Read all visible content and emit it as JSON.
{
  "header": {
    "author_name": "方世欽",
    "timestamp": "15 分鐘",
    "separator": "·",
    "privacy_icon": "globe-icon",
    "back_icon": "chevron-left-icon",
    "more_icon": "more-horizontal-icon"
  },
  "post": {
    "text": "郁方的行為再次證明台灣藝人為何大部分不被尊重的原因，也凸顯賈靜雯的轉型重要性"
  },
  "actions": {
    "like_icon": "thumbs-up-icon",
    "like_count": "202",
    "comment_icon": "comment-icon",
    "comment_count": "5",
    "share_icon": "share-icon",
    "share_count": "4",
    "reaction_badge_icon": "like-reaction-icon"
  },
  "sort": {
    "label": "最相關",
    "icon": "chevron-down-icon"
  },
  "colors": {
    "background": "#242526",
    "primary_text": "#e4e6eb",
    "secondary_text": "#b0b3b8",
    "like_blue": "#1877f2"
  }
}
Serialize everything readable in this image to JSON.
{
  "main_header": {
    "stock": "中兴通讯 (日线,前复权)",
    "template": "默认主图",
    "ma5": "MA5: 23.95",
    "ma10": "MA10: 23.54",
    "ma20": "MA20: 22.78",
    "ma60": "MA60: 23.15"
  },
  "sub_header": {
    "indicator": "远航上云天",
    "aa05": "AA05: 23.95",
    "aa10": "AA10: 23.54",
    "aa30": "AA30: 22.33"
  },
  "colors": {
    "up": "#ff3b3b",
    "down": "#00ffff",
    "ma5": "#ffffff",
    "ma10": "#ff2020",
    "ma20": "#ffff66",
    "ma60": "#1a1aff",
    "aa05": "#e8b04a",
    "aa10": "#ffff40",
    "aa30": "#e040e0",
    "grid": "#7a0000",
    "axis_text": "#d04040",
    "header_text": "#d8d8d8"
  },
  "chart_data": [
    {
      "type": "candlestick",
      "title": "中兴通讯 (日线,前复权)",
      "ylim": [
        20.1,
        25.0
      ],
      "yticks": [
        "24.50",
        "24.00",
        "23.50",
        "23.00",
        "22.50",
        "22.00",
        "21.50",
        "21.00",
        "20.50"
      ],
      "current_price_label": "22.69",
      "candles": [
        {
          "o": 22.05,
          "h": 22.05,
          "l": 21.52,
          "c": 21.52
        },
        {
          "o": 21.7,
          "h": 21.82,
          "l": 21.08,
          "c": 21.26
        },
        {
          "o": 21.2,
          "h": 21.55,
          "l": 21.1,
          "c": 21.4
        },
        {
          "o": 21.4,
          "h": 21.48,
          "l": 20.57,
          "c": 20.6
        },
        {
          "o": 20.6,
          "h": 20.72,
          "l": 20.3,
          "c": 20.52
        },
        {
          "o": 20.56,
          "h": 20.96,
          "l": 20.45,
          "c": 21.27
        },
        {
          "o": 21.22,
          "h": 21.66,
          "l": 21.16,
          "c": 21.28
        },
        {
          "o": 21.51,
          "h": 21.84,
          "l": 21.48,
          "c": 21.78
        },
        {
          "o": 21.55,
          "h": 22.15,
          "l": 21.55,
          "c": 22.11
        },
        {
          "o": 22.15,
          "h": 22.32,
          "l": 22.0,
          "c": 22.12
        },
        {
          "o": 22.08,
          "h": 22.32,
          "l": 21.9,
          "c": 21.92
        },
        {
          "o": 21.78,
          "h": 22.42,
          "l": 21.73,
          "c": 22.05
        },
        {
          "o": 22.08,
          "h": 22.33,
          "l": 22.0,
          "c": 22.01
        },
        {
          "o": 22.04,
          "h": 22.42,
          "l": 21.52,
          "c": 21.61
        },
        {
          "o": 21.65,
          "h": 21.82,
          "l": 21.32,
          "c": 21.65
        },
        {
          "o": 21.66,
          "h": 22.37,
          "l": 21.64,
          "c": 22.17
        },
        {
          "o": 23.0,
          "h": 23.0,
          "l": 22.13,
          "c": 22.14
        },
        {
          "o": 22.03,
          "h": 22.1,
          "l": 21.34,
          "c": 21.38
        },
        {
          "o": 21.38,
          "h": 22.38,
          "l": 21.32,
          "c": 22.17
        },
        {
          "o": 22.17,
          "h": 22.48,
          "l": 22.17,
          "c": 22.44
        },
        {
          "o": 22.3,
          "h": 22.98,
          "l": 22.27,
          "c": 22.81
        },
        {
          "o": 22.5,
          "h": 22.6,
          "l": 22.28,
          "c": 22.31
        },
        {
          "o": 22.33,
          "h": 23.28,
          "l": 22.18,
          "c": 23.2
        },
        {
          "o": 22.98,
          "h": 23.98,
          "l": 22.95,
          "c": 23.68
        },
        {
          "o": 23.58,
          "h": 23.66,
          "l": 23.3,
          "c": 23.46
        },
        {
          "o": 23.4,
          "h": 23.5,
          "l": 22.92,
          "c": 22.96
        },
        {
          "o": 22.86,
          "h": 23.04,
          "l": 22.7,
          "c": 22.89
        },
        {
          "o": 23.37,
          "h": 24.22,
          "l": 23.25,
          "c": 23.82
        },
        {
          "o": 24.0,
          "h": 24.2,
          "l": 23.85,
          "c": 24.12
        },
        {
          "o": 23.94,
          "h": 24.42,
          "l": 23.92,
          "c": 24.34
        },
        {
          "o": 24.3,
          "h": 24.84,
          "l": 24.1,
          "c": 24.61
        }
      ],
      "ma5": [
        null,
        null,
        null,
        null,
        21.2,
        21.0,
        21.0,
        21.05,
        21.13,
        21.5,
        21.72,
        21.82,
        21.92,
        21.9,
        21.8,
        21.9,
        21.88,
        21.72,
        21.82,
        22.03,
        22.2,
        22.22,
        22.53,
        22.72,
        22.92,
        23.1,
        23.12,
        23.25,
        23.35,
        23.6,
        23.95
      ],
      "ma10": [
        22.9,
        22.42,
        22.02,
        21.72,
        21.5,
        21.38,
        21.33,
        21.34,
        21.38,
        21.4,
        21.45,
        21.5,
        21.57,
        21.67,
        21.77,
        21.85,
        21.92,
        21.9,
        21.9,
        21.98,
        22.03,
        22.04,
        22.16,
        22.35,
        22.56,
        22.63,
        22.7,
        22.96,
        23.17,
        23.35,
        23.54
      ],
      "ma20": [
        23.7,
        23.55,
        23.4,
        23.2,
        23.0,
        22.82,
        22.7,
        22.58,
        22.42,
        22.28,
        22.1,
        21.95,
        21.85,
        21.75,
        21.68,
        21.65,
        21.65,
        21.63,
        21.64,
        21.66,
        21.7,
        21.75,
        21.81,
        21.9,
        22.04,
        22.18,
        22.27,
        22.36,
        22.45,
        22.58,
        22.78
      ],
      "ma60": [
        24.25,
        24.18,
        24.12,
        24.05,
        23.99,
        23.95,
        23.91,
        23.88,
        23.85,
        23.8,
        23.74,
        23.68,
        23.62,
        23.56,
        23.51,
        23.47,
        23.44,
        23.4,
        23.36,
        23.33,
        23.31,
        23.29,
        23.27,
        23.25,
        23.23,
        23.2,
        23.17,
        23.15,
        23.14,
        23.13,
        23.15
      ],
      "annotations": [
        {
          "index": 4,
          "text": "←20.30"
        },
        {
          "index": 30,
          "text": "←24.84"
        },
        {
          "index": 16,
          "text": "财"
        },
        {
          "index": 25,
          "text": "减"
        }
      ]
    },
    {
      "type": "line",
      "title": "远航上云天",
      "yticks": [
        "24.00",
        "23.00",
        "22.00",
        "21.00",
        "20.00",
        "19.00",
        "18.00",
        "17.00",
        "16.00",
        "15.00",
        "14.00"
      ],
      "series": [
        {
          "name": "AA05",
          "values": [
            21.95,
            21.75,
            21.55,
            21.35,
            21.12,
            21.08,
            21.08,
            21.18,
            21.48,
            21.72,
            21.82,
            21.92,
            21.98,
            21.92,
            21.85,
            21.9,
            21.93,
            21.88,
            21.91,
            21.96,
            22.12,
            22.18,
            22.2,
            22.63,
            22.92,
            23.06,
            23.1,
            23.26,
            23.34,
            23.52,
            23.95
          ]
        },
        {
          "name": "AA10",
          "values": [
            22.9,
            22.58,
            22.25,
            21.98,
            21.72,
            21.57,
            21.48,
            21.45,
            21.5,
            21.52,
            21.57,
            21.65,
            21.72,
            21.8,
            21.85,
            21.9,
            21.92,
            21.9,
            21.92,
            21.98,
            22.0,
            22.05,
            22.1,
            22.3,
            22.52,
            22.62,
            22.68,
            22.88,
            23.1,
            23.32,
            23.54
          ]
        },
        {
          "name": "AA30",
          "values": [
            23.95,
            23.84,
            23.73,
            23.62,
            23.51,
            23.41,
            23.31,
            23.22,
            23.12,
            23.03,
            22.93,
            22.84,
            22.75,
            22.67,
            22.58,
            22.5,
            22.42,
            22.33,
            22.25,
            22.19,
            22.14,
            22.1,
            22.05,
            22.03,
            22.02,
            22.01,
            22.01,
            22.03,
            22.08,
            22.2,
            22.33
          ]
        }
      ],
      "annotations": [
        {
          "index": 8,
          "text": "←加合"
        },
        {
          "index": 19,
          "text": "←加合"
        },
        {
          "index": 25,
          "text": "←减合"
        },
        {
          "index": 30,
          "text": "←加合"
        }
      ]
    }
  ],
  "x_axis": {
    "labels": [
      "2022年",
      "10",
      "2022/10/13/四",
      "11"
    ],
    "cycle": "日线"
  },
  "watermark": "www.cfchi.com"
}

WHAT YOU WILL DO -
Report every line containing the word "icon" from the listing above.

RESPONSE -
    "privacy_icon": "globe-icon",
    "back_icon": "chevron-left-icon",
    "more_icon": "more-horizontal-icon"
    "like_icon": "thumbs-up-icon",
    "comment_icon": "comment-icon",
    "share_icon": "share-icon",
    "reaction_badge_icon": "like-reaction-icon"
    "icon": "chevron-down-icon"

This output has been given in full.